▸ Dataset entries
>>>>>

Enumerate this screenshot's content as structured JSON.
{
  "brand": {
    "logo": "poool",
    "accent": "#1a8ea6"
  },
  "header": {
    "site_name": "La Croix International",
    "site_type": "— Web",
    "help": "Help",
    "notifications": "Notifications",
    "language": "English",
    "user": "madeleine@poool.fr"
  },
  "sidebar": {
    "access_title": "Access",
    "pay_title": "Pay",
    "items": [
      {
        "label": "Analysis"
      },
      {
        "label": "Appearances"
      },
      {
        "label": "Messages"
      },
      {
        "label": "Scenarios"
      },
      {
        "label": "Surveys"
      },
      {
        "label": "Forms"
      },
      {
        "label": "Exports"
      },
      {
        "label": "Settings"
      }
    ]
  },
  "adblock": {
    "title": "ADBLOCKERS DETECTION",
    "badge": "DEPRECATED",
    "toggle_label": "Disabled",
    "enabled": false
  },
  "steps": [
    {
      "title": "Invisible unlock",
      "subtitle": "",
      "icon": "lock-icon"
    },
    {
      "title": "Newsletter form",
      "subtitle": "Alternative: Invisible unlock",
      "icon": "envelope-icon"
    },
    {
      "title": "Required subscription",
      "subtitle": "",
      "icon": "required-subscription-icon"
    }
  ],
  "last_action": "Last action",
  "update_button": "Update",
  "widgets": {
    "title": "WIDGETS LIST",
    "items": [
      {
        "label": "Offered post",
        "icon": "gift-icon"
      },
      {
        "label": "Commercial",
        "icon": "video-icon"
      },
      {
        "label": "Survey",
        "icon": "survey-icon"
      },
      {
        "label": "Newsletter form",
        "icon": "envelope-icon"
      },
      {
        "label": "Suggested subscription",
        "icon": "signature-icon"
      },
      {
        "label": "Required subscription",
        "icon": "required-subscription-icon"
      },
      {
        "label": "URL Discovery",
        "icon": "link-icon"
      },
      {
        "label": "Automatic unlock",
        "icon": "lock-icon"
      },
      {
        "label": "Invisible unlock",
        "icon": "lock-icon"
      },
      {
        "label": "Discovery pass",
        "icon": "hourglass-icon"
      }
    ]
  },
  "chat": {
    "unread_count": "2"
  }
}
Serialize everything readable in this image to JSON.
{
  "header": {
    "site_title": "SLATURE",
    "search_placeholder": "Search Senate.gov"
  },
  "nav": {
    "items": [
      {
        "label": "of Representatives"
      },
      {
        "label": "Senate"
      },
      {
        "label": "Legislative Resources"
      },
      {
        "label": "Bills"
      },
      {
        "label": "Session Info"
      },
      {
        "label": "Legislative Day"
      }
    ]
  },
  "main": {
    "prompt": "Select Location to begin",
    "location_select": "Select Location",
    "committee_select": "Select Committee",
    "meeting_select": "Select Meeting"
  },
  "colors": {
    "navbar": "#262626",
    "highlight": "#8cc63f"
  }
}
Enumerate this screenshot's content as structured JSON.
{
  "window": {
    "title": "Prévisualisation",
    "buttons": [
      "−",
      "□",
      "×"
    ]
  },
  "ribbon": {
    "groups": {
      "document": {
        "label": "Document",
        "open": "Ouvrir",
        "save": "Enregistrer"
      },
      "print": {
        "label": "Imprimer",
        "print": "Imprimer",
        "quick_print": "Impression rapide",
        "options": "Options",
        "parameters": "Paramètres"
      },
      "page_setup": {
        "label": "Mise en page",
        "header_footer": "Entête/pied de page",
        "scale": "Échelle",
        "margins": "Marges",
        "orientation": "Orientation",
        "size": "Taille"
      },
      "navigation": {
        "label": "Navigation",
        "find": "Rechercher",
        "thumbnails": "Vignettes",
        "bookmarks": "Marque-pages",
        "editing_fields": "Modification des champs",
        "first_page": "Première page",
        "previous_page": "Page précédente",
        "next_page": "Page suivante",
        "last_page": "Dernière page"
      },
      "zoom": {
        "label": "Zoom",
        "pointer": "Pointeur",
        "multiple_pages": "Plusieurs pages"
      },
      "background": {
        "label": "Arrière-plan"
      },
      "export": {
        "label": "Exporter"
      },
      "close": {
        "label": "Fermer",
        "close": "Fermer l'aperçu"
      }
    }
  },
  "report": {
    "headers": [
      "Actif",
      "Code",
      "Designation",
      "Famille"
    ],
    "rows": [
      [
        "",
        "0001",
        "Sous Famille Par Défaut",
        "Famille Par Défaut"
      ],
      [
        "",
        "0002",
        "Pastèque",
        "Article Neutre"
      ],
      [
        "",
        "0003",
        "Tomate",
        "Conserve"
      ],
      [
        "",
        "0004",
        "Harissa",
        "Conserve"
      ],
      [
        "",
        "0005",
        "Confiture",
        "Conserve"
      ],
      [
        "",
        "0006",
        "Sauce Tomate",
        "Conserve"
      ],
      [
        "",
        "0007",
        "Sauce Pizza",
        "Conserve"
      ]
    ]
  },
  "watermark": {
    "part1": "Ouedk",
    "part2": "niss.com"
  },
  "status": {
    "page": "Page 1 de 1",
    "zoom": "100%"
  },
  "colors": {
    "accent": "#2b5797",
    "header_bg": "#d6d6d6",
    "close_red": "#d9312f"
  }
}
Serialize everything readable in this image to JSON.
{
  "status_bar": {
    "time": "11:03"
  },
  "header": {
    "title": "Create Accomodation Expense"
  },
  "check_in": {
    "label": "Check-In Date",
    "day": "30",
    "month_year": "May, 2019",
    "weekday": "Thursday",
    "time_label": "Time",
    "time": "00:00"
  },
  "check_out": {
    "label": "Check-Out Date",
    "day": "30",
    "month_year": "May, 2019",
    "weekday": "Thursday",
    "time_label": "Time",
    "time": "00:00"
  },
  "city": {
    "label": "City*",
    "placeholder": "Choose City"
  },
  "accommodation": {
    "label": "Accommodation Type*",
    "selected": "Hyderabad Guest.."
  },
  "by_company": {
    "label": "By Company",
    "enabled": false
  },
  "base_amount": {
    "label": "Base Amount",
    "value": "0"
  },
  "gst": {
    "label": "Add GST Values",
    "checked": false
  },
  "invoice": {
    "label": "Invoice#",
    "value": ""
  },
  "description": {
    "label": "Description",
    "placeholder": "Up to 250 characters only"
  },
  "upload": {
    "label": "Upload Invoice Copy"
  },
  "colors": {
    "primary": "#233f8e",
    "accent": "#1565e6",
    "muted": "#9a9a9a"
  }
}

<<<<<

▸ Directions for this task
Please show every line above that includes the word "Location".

▸ Solution to this task
    "prompt": "Select Location to begin",
    "location_select": "Select Location",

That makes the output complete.